Goal of the exercise —
Make an exact copy of all the entries shown below.

Extracted entries —
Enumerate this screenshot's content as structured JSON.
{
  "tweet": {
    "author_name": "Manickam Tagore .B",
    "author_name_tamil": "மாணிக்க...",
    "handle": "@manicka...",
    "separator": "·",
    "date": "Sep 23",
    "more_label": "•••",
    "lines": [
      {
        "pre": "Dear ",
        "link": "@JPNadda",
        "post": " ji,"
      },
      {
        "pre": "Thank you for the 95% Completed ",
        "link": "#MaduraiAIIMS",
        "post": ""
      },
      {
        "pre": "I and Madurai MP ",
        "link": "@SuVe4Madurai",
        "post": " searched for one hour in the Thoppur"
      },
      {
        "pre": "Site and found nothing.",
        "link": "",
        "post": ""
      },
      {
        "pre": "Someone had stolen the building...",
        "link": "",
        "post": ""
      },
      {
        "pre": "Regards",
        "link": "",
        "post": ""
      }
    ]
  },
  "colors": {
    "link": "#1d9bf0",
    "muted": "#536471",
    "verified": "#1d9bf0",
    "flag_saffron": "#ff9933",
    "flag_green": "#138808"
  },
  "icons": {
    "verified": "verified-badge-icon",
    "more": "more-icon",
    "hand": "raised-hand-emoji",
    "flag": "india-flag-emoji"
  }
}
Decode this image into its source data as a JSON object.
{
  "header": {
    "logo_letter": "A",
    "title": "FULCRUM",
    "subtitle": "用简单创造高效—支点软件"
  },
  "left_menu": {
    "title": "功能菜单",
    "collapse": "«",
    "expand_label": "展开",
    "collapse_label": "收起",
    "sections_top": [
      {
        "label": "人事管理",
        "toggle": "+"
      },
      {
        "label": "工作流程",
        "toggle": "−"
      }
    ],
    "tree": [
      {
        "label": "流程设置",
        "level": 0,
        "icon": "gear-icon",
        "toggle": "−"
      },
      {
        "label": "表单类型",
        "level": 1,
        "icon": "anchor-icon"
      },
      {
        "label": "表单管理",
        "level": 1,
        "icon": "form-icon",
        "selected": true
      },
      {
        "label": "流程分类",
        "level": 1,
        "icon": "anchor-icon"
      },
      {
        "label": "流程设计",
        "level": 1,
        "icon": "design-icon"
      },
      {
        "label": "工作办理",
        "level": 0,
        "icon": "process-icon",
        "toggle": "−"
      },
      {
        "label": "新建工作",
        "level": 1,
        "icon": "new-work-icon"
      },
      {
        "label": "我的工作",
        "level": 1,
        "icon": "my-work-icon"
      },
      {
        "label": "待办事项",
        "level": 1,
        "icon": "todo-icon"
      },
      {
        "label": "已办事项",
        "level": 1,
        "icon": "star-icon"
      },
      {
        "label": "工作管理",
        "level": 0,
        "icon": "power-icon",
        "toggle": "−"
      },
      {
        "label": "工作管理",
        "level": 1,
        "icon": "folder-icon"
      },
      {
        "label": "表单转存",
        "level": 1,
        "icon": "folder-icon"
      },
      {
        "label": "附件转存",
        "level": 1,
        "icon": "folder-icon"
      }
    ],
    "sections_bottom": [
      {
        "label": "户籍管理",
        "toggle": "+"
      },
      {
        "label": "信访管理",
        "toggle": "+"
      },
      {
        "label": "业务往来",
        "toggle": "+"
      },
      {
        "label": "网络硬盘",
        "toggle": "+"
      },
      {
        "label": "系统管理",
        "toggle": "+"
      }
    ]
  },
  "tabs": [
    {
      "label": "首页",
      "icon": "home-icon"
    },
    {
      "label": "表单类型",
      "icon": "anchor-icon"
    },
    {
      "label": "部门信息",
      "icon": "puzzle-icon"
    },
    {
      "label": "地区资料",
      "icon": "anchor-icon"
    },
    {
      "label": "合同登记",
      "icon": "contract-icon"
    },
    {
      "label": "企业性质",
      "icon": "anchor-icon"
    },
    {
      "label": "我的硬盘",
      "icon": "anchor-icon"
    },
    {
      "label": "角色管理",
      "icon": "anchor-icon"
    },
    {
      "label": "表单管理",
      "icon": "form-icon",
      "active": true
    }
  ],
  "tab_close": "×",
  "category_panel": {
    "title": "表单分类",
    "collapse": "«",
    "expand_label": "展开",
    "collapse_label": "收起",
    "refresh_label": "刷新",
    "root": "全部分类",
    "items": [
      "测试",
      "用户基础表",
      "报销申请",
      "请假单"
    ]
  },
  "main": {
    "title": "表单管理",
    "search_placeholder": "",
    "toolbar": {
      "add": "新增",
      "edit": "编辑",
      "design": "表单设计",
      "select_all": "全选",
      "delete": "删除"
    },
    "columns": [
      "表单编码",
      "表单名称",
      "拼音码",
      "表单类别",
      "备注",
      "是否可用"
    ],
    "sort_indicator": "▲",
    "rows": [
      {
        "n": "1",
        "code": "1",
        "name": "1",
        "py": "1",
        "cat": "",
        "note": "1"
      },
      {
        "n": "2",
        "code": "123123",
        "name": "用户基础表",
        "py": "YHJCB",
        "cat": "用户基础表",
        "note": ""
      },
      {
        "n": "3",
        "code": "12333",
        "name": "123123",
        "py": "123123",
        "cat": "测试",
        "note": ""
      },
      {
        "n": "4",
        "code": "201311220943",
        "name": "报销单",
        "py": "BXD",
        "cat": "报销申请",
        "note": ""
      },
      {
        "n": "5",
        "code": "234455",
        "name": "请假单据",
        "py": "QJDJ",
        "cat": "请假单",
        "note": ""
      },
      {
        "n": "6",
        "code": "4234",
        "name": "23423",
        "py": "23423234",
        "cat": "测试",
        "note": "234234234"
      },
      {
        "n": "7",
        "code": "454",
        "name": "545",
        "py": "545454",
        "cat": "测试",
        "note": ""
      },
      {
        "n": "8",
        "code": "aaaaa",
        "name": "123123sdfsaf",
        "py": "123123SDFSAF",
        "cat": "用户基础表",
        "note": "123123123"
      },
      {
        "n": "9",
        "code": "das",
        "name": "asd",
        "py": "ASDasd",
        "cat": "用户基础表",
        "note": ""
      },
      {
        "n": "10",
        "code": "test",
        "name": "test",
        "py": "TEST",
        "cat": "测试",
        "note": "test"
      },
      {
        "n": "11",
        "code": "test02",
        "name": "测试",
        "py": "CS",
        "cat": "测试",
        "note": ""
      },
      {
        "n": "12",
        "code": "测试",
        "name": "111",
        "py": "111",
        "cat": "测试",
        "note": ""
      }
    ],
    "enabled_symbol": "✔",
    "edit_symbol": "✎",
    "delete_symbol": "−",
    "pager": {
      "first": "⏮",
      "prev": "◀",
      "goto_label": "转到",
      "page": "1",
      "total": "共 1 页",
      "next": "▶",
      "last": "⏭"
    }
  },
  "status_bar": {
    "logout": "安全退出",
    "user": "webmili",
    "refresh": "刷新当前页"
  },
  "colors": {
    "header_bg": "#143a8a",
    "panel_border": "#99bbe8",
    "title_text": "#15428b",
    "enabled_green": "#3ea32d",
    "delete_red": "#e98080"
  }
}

Final answer —
Enumerate this screenshot's content as structured JSON.
{
  "tweet": {
    "author_name": "Manickam Tagore .B",
    "author_name_tamil": "மாணிக்க...",
    "handle": "@manicka...",
    "separator": "·",
    "date": "Sep 23",
    "more_label": "•••",
    "lines": [
      {
        "pre": "Dear ",
        "link": "@JPNadda",
        "post": " ji,"
      },
      {
        "pre": "Thank you for the 95% Completed ",
        "link": "#MaduraiAIIMS",
        "post": ""
      },
      {
        "pre": "I and Madurai MP ",
        "link": "@SuVe4Madurai",
        "post": " searched for one hour in the Thoppur"
      },
      {
        "pre": "Site and found nothing.",
        "link": "",
        "post": ""
      },
      {
        "pre": "Someone had stolen the building...",
        "link": "",
        "post": ""
      },
      {
        "pre": "Regards",
        "link": "",
        "post": ""
      }
    ]
  },
  "colors": {
    "link": "#1d9bf0",
    "muted": "#536471",
    "verified": "#1d9bf0",
    "flag_saffron": "#ff9933",
    "flag_green": "#138808"
  },
  "icons": {
    "verified": "verified-badge-icon",
    "more": "more-icon",
    "hand": "raised-hand-emoji",
    "flag": "india-flag-emoji"
  }
}
Decode this image into its source data as a JSON object.
{
  "header": {
    "logo_letter": "A",
    "title": "FULCRUM",
    "subtitle": "用简单创造高效—支点软件"
  },
  "left_menu": {
    "title": "功能菜单",
    "collapse": "«",
    "expand_label": "展开",
    "collapse_label": "收起",
    "sections_top": [
      {
        "label": "人事管理",
        "toggle": "+"
      },
      {
        "label": "工作流程",
        "toggle": "−"
      }
    ],
    "tree": [
      {
        "label": "流程设置",
        "level": 0,
        "icon": "gear-icon",
        "toggle": "−"
      },
      {
        "label": "表单类型",
        "level": 1,
        "icon": "anchor-icon"
      },
      {
        "label": "表单管理",
        "level": 1,
        "icon": "form-icon",
        "selected": true
      },
      {
        "label": "流程分类",
        "level": 1,
        "icon": "anchor-icon"
      },
      {
        "label": "流程设计",
        "level": 1,
        "icon": "design-icon"
      },
      {
        "label": "工作办理",
        "level": 0,
        "icon": "process-icon",
        "toggle": "−"
      },
      {
        "label": "新建工作",
        "level": 1,
        "icon": "new-work-icon"
      },
      {
        "label": "我的工作",
        "level": 1,
        "icon": "my-work-icon"
      },
      {
        "label": "待办事项",
        "level": 1,
        "icon": "todo-icon"
      },
      {
        "label": "已办事项",
        "level": 1,
        "icon": "star-icon"
      },
      {
        "label": "工作管理",
        "level": 0,
        "icon": "power-icon",
        "toggle": "−"
      },
      {
        "label": "工作管理",
        "level": 1,
        "icon": "folder-icon"
      },
      {
        "label": "表单转存",
        "level": 1,
        "icon": "folder-icon"
      },
      {
        "label": "附件转存",
        "level": 1,
        "icon": "folder-icon"
      }
    ],
    "sections_bottom": [
      {
        "label": "户籍管理",
        "toggle": "+"
      },
      {
        "label": "信访管理",
        "toggle": "+"
      },
      {
        "label": "业务往来",
        "toggle": "+"
      },
      {
        "label": "网络硬盘",
        "toggle": "+"
      },
      {
        "label": "系统管理",
        "toggle": "+"
      }
    ]
  },
  "tabs": [
    {
      "label": "首页",
      "icon": "home-icon"
    },
    {
      "label": "表单类型",
      "icon": "anchor-icon"
    },
    {
      "label": "部门信息",
      "icon": "puzzle-icon"
    },
    {
      "label": "地区资料",
      "icon": "anchor-icon"
    },
    {
      "label": "合同登记",
      "icon": "contract-icon"
    },
    {
      "label": "企业性质",
      "icon": "anchor-icon"
    },
    {
      "label": "我的硬盘",
      "icon": "anchor-icon"
    },
    {
      "label": "角色管理",
      "icon": "anchor-icon"
    },
    {
      "label": "表单管理",
      "icon": "form-icon",
      "active": true
    }
  ],
  "tab_close": "×",
  "category_panel": {
    "title": "表单分类",
    "collapse": "«",
    "expand_label": "展开",
    "collapse_label": "收起",
    "refresh_label": "刷新",
    "root": "全部分类",
    "items": [
      "测试",
      "用户基础表",
      "报销申请",
      "请假单"
    ]
  },
  "main": {
    "title": "表单管理",
    "search_placeholder": "",
    "toolbar": {
      "add": "新增",
      "edit": "编辑",
      "design": "表单设计",
      "select_all": "全选",
      "delete": "删除"
    },
    "columns": [
      "表单编码",
      "表单名称",
      "拼音码",
      "表单类别",
      "备注",
      "是否可用"
    ],
    "sort_indicator": "▲",
    "rows": [
      {
        "n": "1",
        "code": "1",
        "name": "1",
        "py": "1",
        "cat": "",
        "note": "1"
      },
      {
        "n": "2",
        "code": "123123",
        "name": "用户基础表",
        "py": "YHJCB",
        "cat": "用户基础表",
        "note": ""
      },
      {
        "n": "3",
        "code": "12333",
        "name": "123123",
        "py": "123123",
        "cat": "测试",
        "note": ""
      },
      {
        "n": "4",
        "code": "201311220943",
        "name": "报销单",
        "py": "BXD",
        "cat": "报销申请",
        "note": ""
      },
      {
        "n": "5",
        "code": "234455",
        "name": "请假单据",
        "py": "QJDJ",
        "cat": "请假单",
        "note": ""
      },
      {
        "n": "6",
        "code": "4234",
        "name": "23423",
        "py": "23423234",
        "cat": "测试",
        "note": "234234234"
      },
      {
        "n": "7",
        "code": "454",
        "name": "545",
        "py": "545454",
        "cat": "测试",
        "note": ""
      },
      {
        "n": "8",
        "code": "aaaaa",
        "name": "123123sdfsaf",
        "py": "123123SDFSAF",
        "cat": "用户基础表",
        "note": "123123123"
      },
      {
        "n": "9",
        "code": "das",
        "name": "asd",
        "py": "ASDasd",
        "cat": "用户基础表",
        "note": ""
      },
      {
        "n": "10",
        "code": "test",
        "name": "test",
        "py": "TEST",
        "cat": "测试",
        "note": "test"
      },
      {
        "n": "11",
        "code": "test02",
        "name": "测试",
        "py": "CS",
        "cat": "测试",
        "note": ""
      },
      {
        "n": "12",
        "code": "测试",
        "name": "111",
        "py": "111",
        "cat": "测试",
        "note": ""
      }
    ],
    "enabled_symbol": "✔",
    "edit_symbol": "✎",
    "delete_symbol": "−",
    "pager": {
      "first": "⏮",
      "prev": "◀",
      "goto_label": "转到",
      "page": "1",
      "total": "共 1 页",
      "next": "▶",
      "last": "⏭"
    }
  },
  "status_bar": {
    "logout": "安全退出",
    "user": "webmili",
    "refresh": "刷新当前页"
  },
  "colors": {
    "header_bg": "#143a8a",
    "panel_border": "#99bbe8",
    "title_text": "#15428b",
    "enabled_green": "#3ea32d",
    "delete_red": "#e98080"
  }
}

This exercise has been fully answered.